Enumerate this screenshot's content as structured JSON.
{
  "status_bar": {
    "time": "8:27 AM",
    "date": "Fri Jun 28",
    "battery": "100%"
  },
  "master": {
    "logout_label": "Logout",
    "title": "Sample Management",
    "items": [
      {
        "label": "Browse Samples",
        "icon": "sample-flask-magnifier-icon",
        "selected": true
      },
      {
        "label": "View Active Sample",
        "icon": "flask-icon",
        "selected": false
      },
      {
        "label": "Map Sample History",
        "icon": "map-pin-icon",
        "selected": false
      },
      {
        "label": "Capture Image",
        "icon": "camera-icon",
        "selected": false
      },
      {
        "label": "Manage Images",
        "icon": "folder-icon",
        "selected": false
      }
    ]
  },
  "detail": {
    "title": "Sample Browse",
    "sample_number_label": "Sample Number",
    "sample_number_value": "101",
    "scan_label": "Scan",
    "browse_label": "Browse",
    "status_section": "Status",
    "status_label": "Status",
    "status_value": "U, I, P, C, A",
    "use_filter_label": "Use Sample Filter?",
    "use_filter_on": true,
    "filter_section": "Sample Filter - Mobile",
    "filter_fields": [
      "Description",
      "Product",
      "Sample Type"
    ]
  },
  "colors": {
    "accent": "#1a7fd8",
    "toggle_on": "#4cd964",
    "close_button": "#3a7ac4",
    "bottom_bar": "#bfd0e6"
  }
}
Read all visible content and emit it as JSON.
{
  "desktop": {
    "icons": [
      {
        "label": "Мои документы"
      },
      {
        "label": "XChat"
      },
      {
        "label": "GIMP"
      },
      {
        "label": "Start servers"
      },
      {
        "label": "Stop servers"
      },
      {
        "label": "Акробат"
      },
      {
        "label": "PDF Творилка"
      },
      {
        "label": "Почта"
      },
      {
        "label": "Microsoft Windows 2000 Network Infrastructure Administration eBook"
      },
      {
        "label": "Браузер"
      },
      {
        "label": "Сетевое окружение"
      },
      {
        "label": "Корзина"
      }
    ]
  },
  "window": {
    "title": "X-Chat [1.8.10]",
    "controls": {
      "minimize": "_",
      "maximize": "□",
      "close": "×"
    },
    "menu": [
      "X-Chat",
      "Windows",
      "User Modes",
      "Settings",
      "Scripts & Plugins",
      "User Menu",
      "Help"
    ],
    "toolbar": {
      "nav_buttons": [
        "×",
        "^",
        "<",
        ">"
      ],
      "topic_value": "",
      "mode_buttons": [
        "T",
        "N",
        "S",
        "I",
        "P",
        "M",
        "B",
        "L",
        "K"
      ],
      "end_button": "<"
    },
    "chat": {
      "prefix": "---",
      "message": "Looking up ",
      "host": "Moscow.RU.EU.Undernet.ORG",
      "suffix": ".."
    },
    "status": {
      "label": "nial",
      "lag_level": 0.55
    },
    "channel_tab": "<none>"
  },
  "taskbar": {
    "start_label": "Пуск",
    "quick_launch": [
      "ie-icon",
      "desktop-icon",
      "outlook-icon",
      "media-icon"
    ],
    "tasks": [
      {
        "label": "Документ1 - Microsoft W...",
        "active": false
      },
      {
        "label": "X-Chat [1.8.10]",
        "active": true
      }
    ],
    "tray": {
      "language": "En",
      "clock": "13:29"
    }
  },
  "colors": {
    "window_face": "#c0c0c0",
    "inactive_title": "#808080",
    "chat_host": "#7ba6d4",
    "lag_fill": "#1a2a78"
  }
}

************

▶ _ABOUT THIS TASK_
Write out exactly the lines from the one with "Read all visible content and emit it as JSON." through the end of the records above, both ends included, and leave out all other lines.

▶ _YOUR RESPONSE_
Read all visible content and emit it as JSON.
{
  "desktop": {
    "icons": [
      {
        "label": "Мои документы"
      },
      {
        "label": "XChat"
      },
      {
        "label": "GIMP"
      },
      {
        "label": "Start servers"
      },
      {
        "label": "Stop servers"
      },
      {
        "label": "Акробат"
      },
      {
        "label": "PDF Творилка"
      },
      {
        "label": "Почта"
      },
      {
        "label": "Microsoft Windows 2000 Network Infrastructure Administration eBook"
      },
      {
        "label": "Браузер"
      },
      {
        "label": "Сетевое окружение"
      },
      {
        "label": "Корзина"
      }
    ]
  },
  "window": {
    "title": "X-Chat [1.8.10]",
    "controls": {
      "minimize": "_",
      "maximize": "□",
      "close": "×"
    },
    "menu": [
      "X-Chat",
      "Windows",
      "User Modes",
      "Settings",
      "Scripts & Plugins",
      "User Menu",
      "Help"
    ],
    "toolbar": {
      "nav_buttons": [
        "×",
        "^",
        "<",
        ">"
      ],
      "topic_value": "",
      "mode_buttons": [
        "T",
        "N",
        "S",
        "I",
        "P",
        "M",
        "B",
        "L",
        "K"
      ],
      "end_button": "<"
    },
    "chat": {
      "prefix": "---",
      "message": "Looking up ",
      "host": "Moscow.RU.EU.Undernet.ORG",
      "suffix": ".."
    },
    "status": {
      "label": "nial",
      "lag_level": 0.55
    },
    "channel_tab": "<none>"
  },
  "taskbar": {
    "start_label": "Пуск",
    "quick_launch": [
      "ie-icon",
      "desktop-icon",
      "outlook-icon",
      "media-icon"
    ],
    "tasks": [
      {
        "label": "Документ1 - Microsoft W...",
        "active": false
      },
      {
        "label": "X-Chat [1.8.10]",
        "active": true
      }
    ],
    "tray": {
      "language": "En",
      "clock": "13:29"
    }
  },
  "colors": {
    "window_face": "#c0c0c0",
    "inactive_title": "#808080",
    "chat_host": "#7ba6d4",
    "lag_fill": "#1a2a78"
  }
}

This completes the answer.